- TASK DETAILS
Omit every picture and output the rest of the records exactly as they are.

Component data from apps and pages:

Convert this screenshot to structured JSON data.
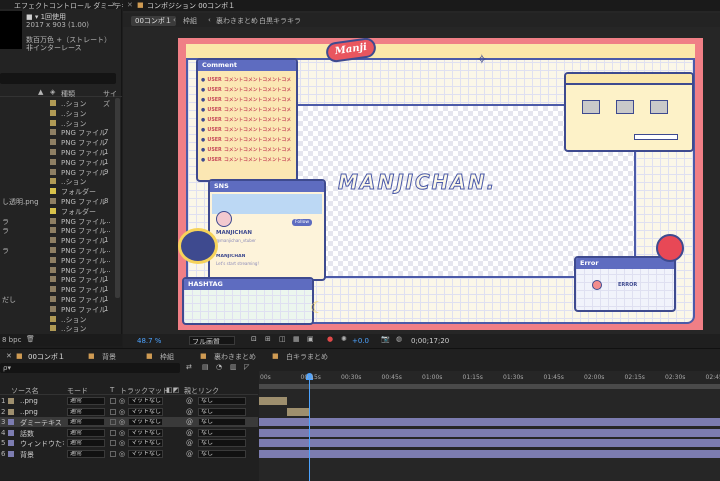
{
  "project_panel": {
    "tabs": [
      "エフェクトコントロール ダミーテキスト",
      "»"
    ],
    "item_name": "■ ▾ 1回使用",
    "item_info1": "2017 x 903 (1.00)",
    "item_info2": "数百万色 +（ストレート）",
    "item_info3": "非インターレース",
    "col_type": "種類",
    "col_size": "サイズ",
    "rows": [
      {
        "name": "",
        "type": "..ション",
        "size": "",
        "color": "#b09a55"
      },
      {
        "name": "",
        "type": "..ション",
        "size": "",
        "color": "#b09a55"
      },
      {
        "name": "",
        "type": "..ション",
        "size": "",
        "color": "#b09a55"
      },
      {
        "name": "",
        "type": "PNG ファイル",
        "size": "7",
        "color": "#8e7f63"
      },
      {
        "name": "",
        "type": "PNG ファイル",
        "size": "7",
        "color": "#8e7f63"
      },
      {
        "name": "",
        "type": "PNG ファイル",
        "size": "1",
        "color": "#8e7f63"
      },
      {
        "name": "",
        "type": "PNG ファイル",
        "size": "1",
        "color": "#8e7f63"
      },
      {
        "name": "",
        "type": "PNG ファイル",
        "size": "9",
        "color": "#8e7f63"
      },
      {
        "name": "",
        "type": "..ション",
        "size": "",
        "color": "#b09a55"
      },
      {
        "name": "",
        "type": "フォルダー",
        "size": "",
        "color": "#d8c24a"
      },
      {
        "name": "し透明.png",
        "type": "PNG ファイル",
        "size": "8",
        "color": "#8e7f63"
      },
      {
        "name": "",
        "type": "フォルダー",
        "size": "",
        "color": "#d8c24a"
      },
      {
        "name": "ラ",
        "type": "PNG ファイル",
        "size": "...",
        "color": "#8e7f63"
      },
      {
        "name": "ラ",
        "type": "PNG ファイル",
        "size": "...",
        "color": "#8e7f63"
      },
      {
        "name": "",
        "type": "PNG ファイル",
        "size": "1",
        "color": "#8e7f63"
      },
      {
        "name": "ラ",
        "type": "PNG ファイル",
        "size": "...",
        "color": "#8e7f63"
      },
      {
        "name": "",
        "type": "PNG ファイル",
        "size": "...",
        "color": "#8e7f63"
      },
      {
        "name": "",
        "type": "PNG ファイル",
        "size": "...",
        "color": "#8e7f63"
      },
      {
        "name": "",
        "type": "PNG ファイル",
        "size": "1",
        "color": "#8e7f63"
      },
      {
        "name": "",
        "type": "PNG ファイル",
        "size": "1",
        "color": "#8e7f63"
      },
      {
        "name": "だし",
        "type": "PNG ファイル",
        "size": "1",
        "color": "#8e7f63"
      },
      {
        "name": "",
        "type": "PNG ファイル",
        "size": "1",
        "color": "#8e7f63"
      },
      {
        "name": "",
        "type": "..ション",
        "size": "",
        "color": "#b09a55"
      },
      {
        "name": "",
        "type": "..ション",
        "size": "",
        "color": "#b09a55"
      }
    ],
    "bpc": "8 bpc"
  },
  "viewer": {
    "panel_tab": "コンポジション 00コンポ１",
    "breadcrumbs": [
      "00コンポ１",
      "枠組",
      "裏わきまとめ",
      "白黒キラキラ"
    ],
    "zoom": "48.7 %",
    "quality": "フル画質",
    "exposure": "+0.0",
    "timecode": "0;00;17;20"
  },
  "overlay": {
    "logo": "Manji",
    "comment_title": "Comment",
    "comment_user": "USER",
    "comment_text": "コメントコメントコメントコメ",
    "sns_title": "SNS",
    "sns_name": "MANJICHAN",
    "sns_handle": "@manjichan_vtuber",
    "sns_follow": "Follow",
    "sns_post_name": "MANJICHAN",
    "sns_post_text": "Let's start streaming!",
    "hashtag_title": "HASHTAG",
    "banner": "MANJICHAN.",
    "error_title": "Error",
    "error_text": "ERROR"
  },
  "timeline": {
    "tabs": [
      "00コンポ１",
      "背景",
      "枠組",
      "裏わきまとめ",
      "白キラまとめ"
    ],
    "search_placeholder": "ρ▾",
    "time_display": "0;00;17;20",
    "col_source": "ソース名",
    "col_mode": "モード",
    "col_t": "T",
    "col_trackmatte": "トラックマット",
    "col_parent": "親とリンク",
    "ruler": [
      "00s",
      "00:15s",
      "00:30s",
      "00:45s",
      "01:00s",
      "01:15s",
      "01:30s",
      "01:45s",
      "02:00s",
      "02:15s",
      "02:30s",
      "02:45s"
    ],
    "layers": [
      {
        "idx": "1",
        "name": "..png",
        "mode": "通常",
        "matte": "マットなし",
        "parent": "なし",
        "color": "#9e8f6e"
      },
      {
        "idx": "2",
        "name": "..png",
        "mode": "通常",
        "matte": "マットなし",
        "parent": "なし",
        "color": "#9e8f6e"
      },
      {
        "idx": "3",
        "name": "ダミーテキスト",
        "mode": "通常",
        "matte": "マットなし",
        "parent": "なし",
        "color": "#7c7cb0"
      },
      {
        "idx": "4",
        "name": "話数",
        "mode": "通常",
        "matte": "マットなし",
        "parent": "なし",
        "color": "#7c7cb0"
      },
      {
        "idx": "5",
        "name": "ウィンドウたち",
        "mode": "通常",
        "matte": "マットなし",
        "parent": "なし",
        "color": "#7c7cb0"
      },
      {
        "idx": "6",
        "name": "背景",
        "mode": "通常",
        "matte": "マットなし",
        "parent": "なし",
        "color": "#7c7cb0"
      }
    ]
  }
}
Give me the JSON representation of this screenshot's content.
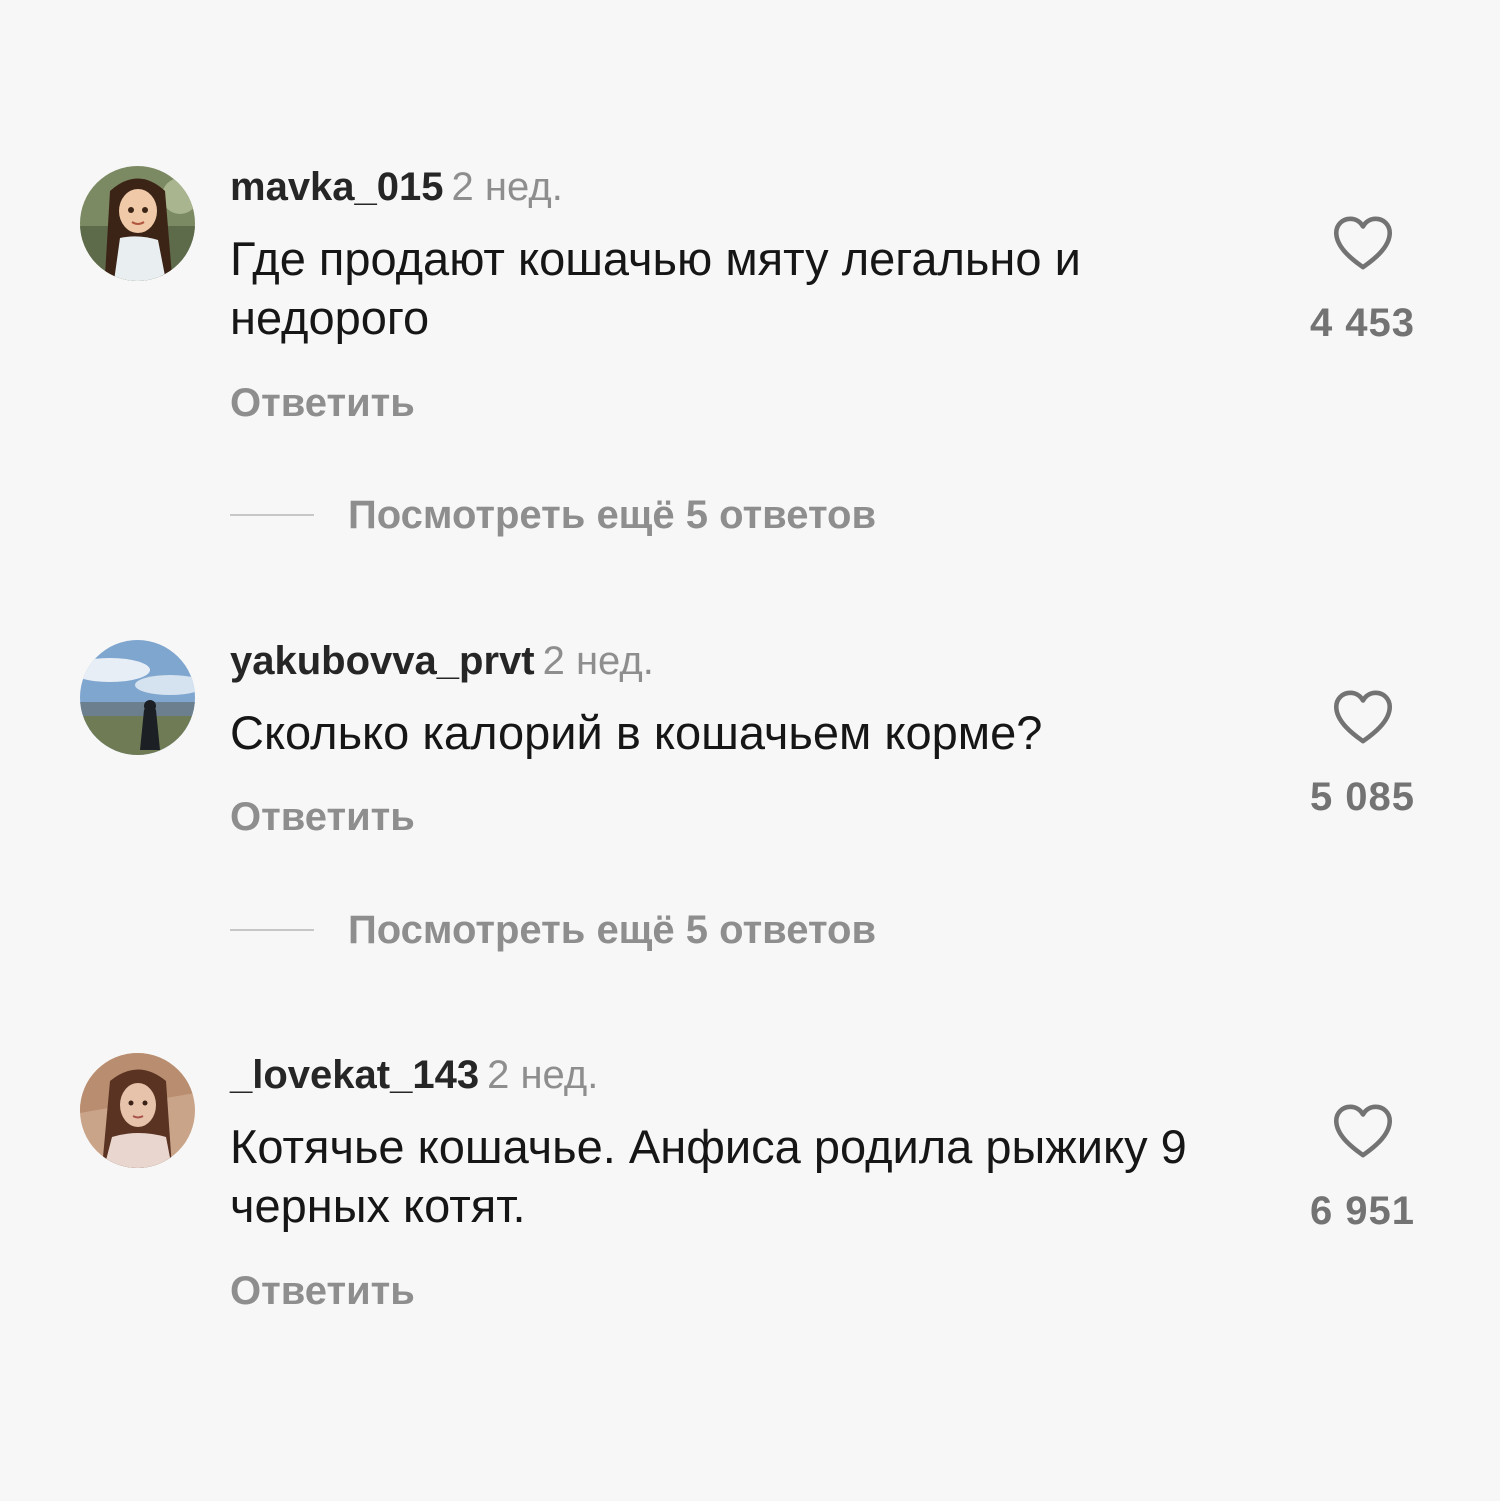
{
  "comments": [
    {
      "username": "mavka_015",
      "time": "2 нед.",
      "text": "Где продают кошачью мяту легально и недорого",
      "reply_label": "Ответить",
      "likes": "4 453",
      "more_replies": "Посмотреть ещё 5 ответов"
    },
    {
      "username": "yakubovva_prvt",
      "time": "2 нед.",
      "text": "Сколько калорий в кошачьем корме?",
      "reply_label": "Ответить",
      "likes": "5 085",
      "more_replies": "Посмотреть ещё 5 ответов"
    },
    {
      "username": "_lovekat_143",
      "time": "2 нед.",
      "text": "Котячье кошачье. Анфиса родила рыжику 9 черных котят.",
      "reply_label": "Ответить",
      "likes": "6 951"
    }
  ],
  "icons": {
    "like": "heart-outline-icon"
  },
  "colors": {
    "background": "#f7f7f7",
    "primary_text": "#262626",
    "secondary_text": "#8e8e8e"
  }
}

- EXERCISE RESPONSE
Convert this screenshot to structured JSON data.
{
  "project_panel": {
    "tabs": [
      "エフェクトコントロール ダミーテキスト",
      "»"
    ],
    "item_name": "■ ▾ 1回使用",
    "item_info1": "2017 x 903 (1.00)",
    "item_info2": "数百万色 +（ストレート）",
    "item_info3": "非インターレース",
    "col_type": "種類",
    "col_size": "サイズ",
    "rows": [
      {
        "name": "",
        "type": "..ション",
        "size": "",
        "color": "#b09a55"
      },
      {
        "name": "",
        "type": "..ション",
        "size": "",
        "color": "#b09a55"
      },
      {
        "name": "",
        "type": "..ション",
        "size": "",
        "color": "#b09a55"
      },
      {
        "name": "",
        "type": "PNG ファイル",
        "size": "7",
        "color": "#8e7f63"
      },
      {
        "name": "",
        "type": "PNG ファイル",
        "size": "7",
        "color": "#8e7f63"
      },
      {
        "name": "",
        "type": "PNG ファイル",
        "size": "1",
        "color": "#8e7f63"
      },
      {
        "name": "",
        "type": "PNG ファイル",
        "size": "1",
        "color": "#8e7f63"
      },
      {
        "name": "",
        "type": "PNG ファイル",
        "size": "9",
        "color": "#8e7f63"
      },
      {
        "name": "",
        "type": "..ション",
        "size": "",
        "color": "#b09a55"
      },
      {
        "name": "",
        "type": "フォルダー",
        "size": "",
        "color": "#d8c24a"
      },
      {
        "name": "し透明.png",
        "type": "PNG ファイル",
        "size": "8",
        "color": "#8e7f63"
      },
      {
        "name": "",
        "type": "フォルダー",
        "size": "",
        "color": "#d8c24a"
      },
      {
        "name": "ラ",
        "type": "PNG ファイル",
        "size": "...",
        "color": "#8e7f63"
      },
      {
        "name": "ラ",
        "type": "PNG ファイル",
        "size": "...",
        "color": "#8e7f63"
      },
      {
        "name": "",
        "type": "PNG ファイル",
        "size": "1",
        "color": "#8e7f63"
      },
      {
        "name": "ラ",
        "type": "PNG ファイル",
        "size": "...",
        "color": "#8e7f63"
      },
      {
        "name": "",
        "type": "PNG ファイル",
        "size": "...",
        "color": "#8e7f63"
      },
      {
        "name": "",
        "type": "PNG ファイル",
        "size": "...",
        "color": "#8e7f63"
      },
      {
        "name": "",
        "type": "PNG ファイル",
        "size": "1",
        "color": "#8e7f63"
      },
      {
        "name": "",
        "type": "PNG ファイル",
        "size": "1",
        "color": "#8e7f63"
      },
      {
        "name": "だし",
        "type": "PNG ファイル",
        "size": "1",
        "color": "#8e7f63"
      },
      {
        "name": "",
        "type": "PNG ファイル",
        "size": "1",
        "color": "#8e7f63"
      },
      {
        "name": "",
        "type": "..ション",
        "size": "",
        "color": "#b09a55"
      },
      {
        "name": "",
        "type": "..ション",
        "size": "",
        "color": "#b09a55"
      }
    ],
    "bpc": "8 bpc"
  },
  "viewer": {
    "panel_tab": "コンポジション 00コンポ１",
    "breadcrumbs": [
      "00コンポ１",
      "枠組",
      "裏わきまとめ",
      "白黒キラキラ"
    ],
    "zoom": "48.7 %",
    "quality": "フル画質",
    "exposure": "+0.0",
    "timecode": "0;00;17;20"
  },
  "overlay": {
    "logo": "Manji",
    "comment_title": "Comment",
    "comment_user": "USER",
    "comment_text": "コメントコメントコメントコメ",
    "sns_title": "SNS",
    "sns_name": "MANJICHAN",
    "sns_handle": "@manjichan_vtuber",
    "sns_follow": "Follow",
    "sns_post_name": "MANJICHAN",
    "sns_post_text": "Let's start streaming!",
    "hashtag_title": "HASHTAG",
    "banner": "MANJICHAN.",
    "error_title": "Error",
    "error_text": "ERROR"
  },
  "timeline": {
    "tabs": [
      "00コンポ１",
      "背景",
      "枠組",
      "裏わきまとめ",
      "白キラまとめ"
    ],
    "search_placeholder": "ρ▾",
    "time_display": "0;00;17;20",
    "col_source": "ソース名",
    "col_mode": "モード",
    "col_t": "T",
    "col_trackmatte": "トラックマット",
    "col_parent": "親とリンク",
    "ruler": [
      "00s",
      "00:15s",
      "00:30s",
      "00:45s",
      "01:00s",
      "01:15s",
      "01:30s",
      "01:45s",
      "02:00s",
      "02:15s",
      "02:30s",
      "02:45s"
    ],
    "layers": [
      {
        "idx": "1",
        "name": "..png",
        "mode": "通常",
        "matte": "マットなし",
        "parent": "なし",
        "color": "#9e8f6e"
      },
      {
        "idx": "2",
        "name": "..png",
        "mode": "通常",
        "matte": "マットなし",
        "parent": "なし",
        "color": "#9e8f6e"
      },
      {
        "idx": "3",
        "name": "ダミーテキスト",
        "mode": "通常",
        "matte": "マットなし",
        "parent": "なし",
        "color": "#7c7cb0"
      },
      {
        "idx": "4",
        "name": "話数",
        "mode": "通常",
        "matte": "マットなし",
        "parent": "なし",
        "color": "#7c7cb0"
      },
      {
        "idx": "5",
        "name": "ウィンドウたち",
        "mode": "通常",
        "matte": "マットなし",
        "parent": "なし",
        "color": "#7c7cb0"
      },
      {
        "idx": "6",
        "name": "背景",
        "mode": "通常",
        "matte": "マットなし",
        "parent": "なし",
        "color": "#7c7cb0"
      }
    ]
  }
}
Give me the JSON representation of this screenshot's content.
{
  "comments": [
    {
      "username": "mavka_015",
      "time": "2 нед.",
      "text": "Где продают кошачью мяту легально и недорого",
      "reply_label": "Ответить",
      "likes": "4 453",
      "more_replies": "Посмотреть ещё 5 ответов"
    },
    {
      "username": "yakubovva_prvt",
      "time": "2 нед.",
      "text": "Сколько калорий в кошачьем корме?",
      "reply_label": "Ответить",
      "likes": "5 085",
      "more_replies": "Посмотреть ещё 5 ответов"
    },
    {
      "username": "_lovekat_143",
      "time": "2 нед.",
      "text": "Котячье кошачье. Анфиса родила рыжику 9 черных котят.",
      "reply_label": "Ответить",
      "likes": "6 951"
    }
  ],
  "icons": {
    "like": "heart-outline-icon"
  },
  "colors": {
    "background": "#f7f7f7",
    "primary_text": "#262626",
    "secondary_text": "#8e8e8e"
  }
}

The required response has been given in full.